In some long forgotten time – in a place forged from the memories in my bones – I was there when this song was first written… In fact, I was witness when the words first formed… and centuries later when I hear them again, my blood, confused, displaced, educated, sterilised, still recognises the ancient call… but only just…aikon alif tere darkaar…

The lyric and its most obvious translation are provided below…

http://ilovesunrise.blogspot.com/2009/06/aik-alif.html

http://www.koolmuzone.com/forum/lyrics-and-guitar-tabs/lyrics-noori-saieen-zahoor-aik-alif/

The link to the video, performed by Noori and Saaeen Zahoor, follows… This can inspire an entire movement…(it kinda already has!) amen to that…

forward, tweet, fb, blog…2,00,000 views is just not good enough… get it out there!

http://www.youtube.com/user/cokestudio?blend=1&ob=4#p/c/F4193A3A15DA737E/9/Ra5nTlty6CM

(it works if you copy-paste)

The song talks of how we are blindsided by ‘learning’. We continuously overlook the Thing Itself…manifest in that final cry of ‘Allah’ by the Saaeen…and how we must needs resist our urge to ‘eat’ the whole world with our senses..as if our relentless and gargantuan collective endeavour to make sense of all that exists is doomed to end in ridicule…and we must surrender…that surrender is more honourable than defiance…as if surrender is defiance…as if surrender is courage…as if surrender is revolution…inevitable…

It isn’t just Saaeen Zahoor and Abida Parveen and Rahat Fateh Ali Khan, (known sufi exponents) who sing of the ‘spirit’ in the series. The young, and ridiculously gifted, generation of pop stars, a couple of whom have struck gold in bollywood, surprise us with their attachment and understanding of their musical/spiritual culture, and mesmerizing performances of songs of old Masters… strengthening their traditions, carrying them into the future…

This story will continue, for Season 3 of Coke studio is out in parts already…

And the oft-heard lament from us Indians responding on these video posts is – Why can’t we do this in India?
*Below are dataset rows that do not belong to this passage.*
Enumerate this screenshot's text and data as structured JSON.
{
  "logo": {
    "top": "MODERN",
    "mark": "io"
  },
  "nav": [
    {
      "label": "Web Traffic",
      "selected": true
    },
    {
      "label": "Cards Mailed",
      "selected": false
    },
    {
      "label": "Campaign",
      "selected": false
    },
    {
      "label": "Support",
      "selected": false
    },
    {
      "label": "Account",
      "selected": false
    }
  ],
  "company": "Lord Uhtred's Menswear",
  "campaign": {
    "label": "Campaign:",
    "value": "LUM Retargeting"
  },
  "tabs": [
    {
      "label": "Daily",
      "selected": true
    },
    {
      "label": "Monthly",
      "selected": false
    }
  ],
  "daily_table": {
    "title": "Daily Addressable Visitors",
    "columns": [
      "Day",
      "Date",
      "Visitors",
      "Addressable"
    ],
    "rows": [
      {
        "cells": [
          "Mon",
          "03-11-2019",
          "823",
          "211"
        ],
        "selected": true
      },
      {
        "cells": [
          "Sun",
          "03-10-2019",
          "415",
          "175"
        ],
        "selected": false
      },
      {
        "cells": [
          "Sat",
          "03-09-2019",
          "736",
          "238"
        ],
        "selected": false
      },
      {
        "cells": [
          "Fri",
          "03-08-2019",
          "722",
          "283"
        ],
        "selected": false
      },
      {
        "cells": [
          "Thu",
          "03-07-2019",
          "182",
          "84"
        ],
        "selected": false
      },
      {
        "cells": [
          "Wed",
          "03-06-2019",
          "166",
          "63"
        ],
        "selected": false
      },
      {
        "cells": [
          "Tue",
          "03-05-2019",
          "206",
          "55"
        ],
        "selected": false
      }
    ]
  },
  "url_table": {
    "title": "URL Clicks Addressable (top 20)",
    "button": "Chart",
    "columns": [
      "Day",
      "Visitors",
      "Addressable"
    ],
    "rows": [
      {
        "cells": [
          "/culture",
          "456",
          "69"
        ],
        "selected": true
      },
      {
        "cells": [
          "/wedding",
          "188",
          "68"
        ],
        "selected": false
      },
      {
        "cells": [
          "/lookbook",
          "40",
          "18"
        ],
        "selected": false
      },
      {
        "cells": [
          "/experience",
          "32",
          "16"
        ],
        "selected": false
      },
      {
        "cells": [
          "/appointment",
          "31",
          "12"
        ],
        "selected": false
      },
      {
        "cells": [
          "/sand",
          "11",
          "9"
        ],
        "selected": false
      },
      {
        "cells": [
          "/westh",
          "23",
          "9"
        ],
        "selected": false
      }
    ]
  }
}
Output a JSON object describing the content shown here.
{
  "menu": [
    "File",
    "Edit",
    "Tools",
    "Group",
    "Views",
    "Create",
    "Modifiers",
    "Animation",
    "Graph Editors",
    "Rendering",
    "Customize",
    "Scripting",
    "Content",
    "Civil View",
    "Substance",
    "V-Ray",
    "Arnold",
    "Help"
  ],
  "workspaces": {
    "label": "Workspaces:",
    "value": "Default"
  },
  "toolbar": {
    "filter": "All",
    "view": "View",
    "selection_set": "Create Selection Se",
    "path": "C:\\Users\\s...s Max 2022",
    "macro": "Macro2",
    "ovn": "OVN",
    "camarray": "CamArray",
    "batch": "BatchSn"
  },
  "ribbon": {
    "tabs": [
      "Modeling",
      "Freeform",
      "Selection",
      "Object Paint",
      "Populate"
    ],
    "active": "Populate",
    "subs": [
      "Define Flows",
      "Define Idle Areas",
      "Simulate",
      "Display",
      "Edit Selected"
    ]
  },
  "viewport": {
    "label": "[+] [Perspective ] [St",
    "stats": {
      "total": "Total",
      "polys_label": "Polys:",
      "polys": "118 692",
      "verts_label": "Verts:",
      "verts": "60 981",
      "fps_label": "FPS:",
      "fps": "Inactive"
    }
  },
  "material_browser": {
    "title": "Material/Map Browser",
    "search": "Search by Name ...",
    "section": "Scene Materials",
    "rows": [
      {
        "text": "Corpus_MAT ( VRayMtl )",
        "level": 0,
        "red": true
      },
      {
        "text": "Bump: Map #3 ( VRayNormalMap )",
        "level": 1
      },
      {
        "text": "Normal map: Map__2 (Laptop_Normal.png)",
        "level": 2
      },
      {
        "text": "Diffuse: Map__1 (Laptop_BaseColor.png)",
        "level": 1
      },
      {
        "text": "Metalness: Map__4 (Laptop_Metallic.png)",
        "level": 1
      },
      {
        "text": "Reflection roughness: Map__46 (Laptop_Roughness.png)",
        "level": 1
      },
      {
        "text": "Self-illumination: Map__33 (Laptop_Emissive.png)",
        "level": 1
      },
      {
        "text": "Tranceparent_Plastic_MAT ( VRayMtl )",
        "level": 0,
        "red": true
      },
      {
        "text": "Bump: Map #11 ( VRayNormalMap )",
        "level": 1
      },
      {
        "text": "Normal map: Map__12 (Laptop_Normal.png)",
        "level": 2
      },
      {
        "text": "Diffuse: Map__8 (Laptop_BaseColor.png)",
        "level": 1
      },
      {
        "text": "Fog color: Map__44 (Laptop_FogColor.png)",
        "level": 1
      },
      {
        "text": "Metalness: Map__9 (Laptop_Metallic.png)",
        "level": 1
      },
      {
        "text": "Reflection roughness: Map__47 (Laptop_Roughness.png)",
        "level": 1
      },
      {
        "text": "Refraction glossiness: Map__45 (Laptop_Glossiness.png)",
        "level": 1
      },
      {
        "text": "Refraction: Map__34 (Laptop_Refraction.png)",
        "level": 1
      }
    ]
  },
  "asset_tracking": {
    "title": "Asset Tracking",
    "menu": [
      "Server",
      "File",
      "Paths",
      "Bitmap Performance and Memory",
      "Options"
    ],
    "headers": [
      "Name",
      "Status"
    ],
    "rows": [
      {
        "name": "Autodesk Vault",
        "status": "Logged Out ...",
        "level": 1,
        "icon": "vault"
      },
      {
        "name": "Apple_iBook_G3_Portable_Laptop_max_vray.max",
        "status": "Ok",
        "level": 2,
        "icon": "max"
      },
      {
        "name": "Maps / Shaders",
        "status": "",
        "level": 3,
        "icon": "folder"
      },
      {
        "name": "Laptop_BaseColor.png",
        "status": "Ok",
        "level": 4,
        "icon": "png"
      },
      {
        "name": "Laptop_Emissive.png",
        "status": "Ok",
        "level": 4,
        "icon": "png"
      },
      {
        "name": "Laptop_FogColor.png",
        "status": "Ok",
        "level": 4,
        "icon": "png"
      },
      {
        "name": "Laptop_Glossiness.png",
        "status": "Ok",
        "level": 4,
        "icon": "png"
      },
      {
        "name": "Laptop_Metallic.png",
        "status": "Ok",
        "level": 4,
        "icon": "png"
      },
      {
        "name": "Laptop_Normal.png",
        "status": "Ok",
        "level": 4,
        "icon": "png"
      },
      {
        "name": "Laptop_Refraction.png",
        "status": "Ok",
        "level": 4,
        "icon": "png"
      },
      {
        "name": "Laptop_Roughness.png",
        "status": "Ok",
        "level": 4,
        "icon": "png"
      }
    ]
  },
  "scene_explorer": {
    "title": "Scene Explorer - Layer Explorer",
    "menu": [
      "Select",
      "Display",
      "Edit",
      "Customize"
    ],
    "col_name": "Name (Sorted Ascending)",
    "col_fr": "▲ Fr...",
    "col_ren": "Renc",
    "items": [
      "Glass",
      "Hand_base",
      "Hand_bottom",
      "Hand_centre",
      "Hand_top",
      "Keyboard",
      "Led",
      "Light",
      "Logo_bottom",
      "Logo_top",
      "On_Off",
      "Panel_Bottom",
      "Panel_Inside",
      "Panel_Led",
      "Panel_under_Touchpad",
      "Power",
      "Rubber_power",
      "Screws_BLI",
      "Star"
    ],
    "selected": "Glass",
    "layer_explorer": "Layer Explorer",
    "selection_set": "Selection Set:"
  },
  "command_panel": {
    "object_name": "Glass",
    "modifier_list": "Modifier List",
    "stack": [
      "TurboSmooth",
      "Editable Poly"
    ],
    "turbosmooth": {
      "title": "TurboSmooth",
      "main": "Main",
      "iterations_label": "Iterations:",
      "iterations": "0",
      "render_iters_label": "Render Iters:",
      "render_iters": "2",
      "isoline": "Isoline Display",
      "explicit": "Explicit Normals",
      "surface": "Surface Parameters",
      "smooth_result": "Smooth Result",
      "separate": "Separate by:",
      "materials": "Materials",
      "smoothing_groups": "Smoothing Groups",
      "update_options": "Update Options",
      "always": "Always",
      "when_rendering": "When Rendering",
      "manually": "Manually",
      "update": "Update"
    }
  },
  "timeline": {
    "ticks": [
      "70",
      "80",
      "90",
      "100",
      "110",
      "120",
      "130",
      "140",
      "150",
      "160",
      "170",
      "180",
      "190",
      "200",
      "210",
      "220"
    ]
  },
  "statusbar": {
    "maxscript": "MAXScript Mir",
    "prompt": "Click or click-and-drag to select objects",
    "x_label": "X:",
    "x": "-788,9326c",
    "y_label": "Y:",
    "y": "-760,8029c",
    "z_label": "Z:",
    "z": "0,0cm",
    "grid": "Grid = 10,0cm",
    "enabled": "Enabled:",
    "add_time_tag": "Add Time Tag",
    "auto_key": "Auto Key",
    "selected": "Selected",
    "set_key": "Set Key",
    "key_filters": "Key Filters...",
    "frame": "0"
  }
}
Ha ha… typical neighbourly jealousy…

More soon…

On why a movie called Raavan, by any other name, could have smelled sweeter… why we tell stories (at all)…and how social networking can be made into fun and fulfilling ways to make that little difference…

oh, and I promise to spruce up the site a little bit every time… I’m just getting the hang of this 🙂